--- Problem to work on ---
When you retype the records that follow, keep each word as it is and drop any pictures.

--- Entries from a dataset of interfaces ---
######

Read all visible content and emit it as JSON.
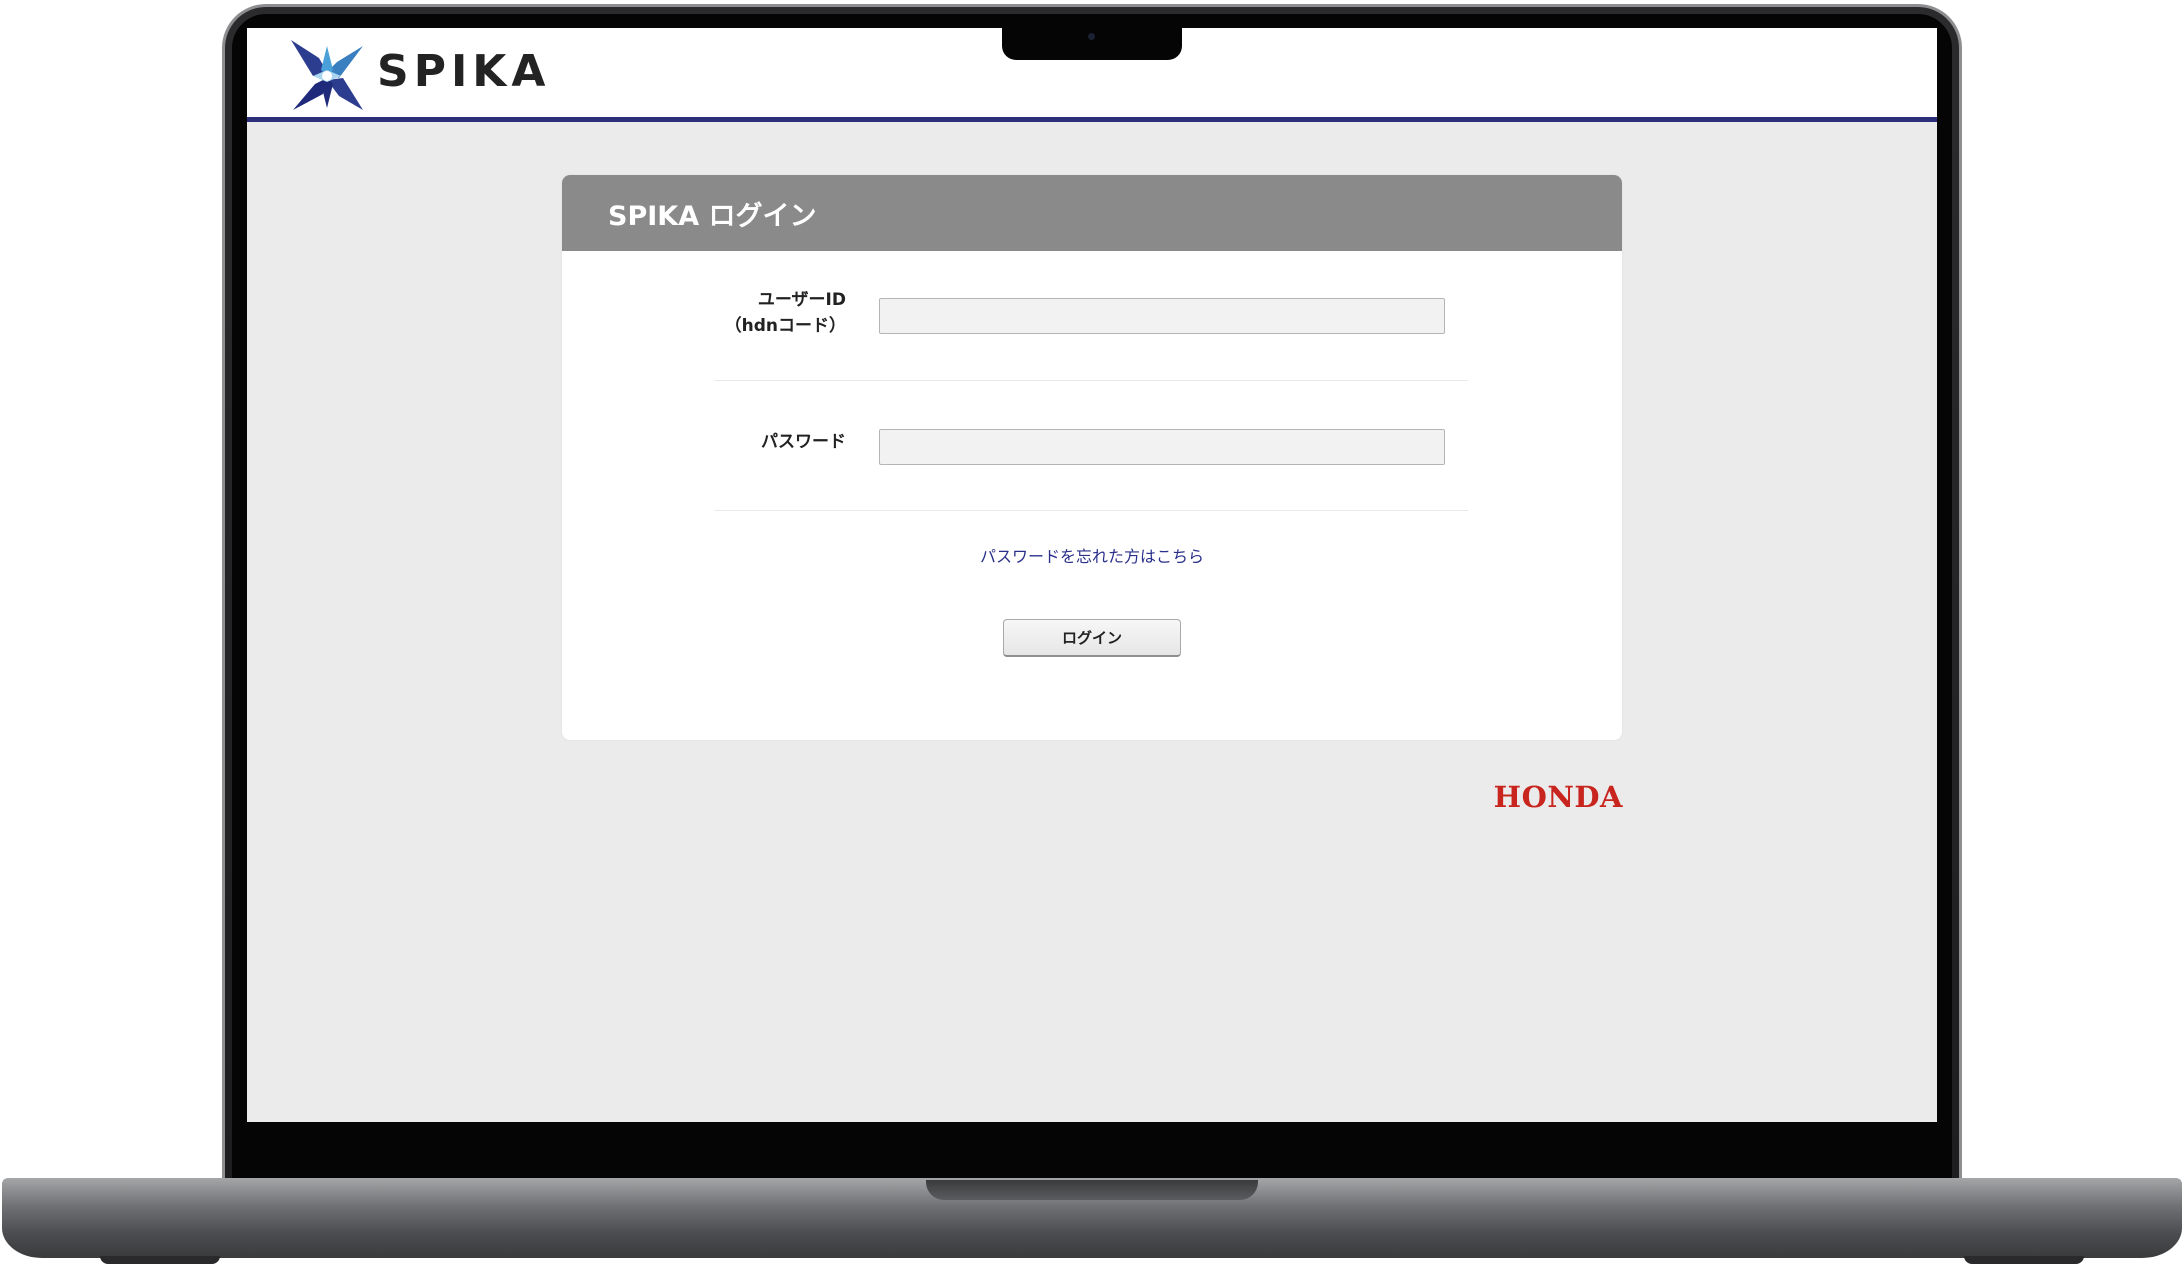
{
  "header": {
    "logo_text": "SPIKA",
    "accent_color": "#2c2f7a"
  },
  "login": {
    "title": "SPIKA ログイン",
    "user_id_label_line1": "ユーザーID",
    "user_id_label_line2": "（hdnコード）",
    "user_id_value": "",
    "password_label": "パスワード",
    "password_value": "",
    "forgot_link": "パスワードを忘れた方はこちら",
    "login_button": "ログイン"
  },
  "footer": {
    "brand": "HONDA",
    "brand_color": "#c8251e"
  },
  "icons": {
    "logo_mark": "spika-star-logo-icon",
    "camera": "camera-icon"
  }
}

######

--- Response area ---
Read all visible content and emit it as JSON.
{
  "header": {
    "logo_text": "SPIKA",
    "accent_color": "#2c2f7a"
  },
  "login": {
    "title": "SPIKA ログイン",
    "user_id_label_line1": "ユーザーID",
    "user_id_label_line2": "（hdnコード）",
    "user_id_value": "",
    "password_label": "パスワード",
    "password_value": "",
    "forgot_link": "パスワードを忘れた方はこちら",
    "login_button": "ログイン"
  },
  "footer": {
    "brand": "HONDA",
    "brand_color": "#c8251e"
  },
  "icons": {
    "logo_mark": "spika-star-logo-icon",
    "camera": "camera-icon"
  }
}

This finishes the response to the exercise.